2. Use the Best Bounce Modes Against a Planeswalker
One of my favorite ways to play Cryptic Command is to counter a spell and bounce a planeswalker that hasn’t been activated yet. For example, you could counter Wurmcoil Engine and bounce Karn Liberated. Reversing the perspective, when you’re playing against a blue deck, then it may be better to use your sorcery-speed activated abilities before casting new spells.
Against Liliana of the Veil specifically, Cryptic Command has a few interesting modes. First of all, if the Liliana player has an empty hand, then you can bounce Liliana in response to her +1 activation and she’ll be gone for good. This means that if you’re the Liliana player and your opponent has Cryptic Command mana up, you’re sometimes better off not playing a land to empty your hand.
Going back to the Cryptic Command player, if the instant is the only card in your hand when your opponent activates Liliana’s discard ability, then a nice play is to bounce one of your own lands and draw a card. You can then discard the land to Liliana and hopefully pick up a useful card for free. Who knows, it might be a Jace!
Speaking of Jace …
So you've ticked Jace up to 12 and pass the turn with Cryptic, Logic Knot, and Snapcaster up. Your opponent only has one card in hand. What's the worst that could happen? pic.twitter.com/K63PedGpN4
— Frank Karsten (@karsten_frank) February 15, 2018
1. Remember That Cascade Happens Before Bloodbraid Elf Resolves
I naturally had to end this article with one of the two recently unbanned cards. Cascade is a mechanic that we haven’t seen much in Modern lately, apart from the stray Living End, so it’s worth revisiting a number of common interactions.
First, the spell resolves before Bloodbraid Elf. This has various implications, which I’ll explain from the perspective of someone playing against Bloodbraid Elf while holding only one card in hand: a Lightning Bolt. If the cascade trigger hits Inquisition of Kozilek, you will not be able to Lightning Bolt their Bloodbraid Elf in response. You can respond to the Inquisition by Bolting your opponent, but you cannot target a creature that is still on the stack.
But if cascade yields Liliana of the Veil, then you can use Lightning Bolt before your opponent has a chance to use her +1. After all, planeswalkers can only be activated at sorcery speed, which means that they can’t be activated while Bloodbraid Elf is still on the stack. Meanwhile, you can play instants after Liliana has entered the battlefield but before Bloodbraid Elf resolves.

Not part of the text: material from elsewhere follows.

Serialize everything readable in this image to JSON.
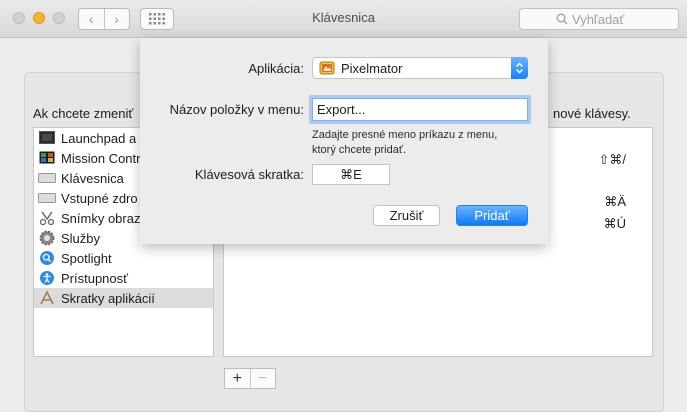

Beyond these stack tricks, I’d like to point out four other things regarding cascade. First, Thalia, Guardian of Thraben still demands the tax. If you can’t pay it, then you can’t cast the cascaded spell. Second, if you cascade into an X-spell, then X will be zero. So avoid putting Chord of Calling or Walking Ballista in your Bloodbraid Elf deck. Third, Ethersworn Canonist and Eidolon of Rhetoric stop the cascaded spell from being cast (assuming it’s a non-artifact spell in case of Canonist), turning Bloodbraid Elf into an unimpressive Vulshok Berserker. Finally, you can cascade into Collective Brutality and pay the escalate cost to get, for instance, both the discard and drain effects.

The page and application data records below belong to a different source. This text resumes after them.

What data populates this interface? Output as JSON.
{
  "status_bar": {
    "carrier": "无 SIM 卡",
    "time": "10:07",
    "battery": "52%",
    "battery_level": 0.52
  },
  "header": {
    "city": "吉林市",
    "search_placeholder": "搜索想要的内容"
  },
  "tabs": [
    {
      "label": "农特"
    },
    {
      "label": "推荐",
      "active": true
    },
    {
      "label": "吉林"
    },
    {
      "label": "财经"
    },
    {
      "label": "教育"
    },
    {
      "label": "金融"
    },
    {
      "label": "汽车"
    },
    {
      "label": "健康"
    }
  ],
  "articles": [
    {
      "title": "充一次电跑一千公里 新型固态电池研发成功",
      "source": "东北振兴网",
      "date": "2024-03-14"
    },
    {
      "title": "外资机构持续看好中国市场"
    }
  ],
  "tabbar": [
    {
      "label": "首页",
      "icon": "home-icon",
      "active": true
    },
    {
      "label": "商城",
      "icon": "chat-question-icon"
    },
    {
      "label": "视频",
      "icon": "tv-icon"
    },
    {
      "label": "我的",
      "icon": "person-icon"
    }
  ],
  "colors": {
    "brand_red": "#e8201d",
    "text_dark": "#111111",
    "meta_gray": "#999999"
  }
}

Bloodbraid Elf may lead to a resurgence of Jund decks, so I’ll conclude by pointing out two tricks with typical Jund cards. First, Kolaghan’s Command is particularly filthy in response to an Aether Vial activation, a Through the Breach, or during your opponent’s draw step. If you catch them with a single powerful card in hand, then the discard effect can be hugely impactful. Second, you can double activate Raging Ravine to get two +1/+1 counters upon attacking. This is super sweet in the late game.
That wraps up my list of Modern tips and tricks. What’s your favorite interaction that wasn’t included in this article? Share your insights in the comment section below!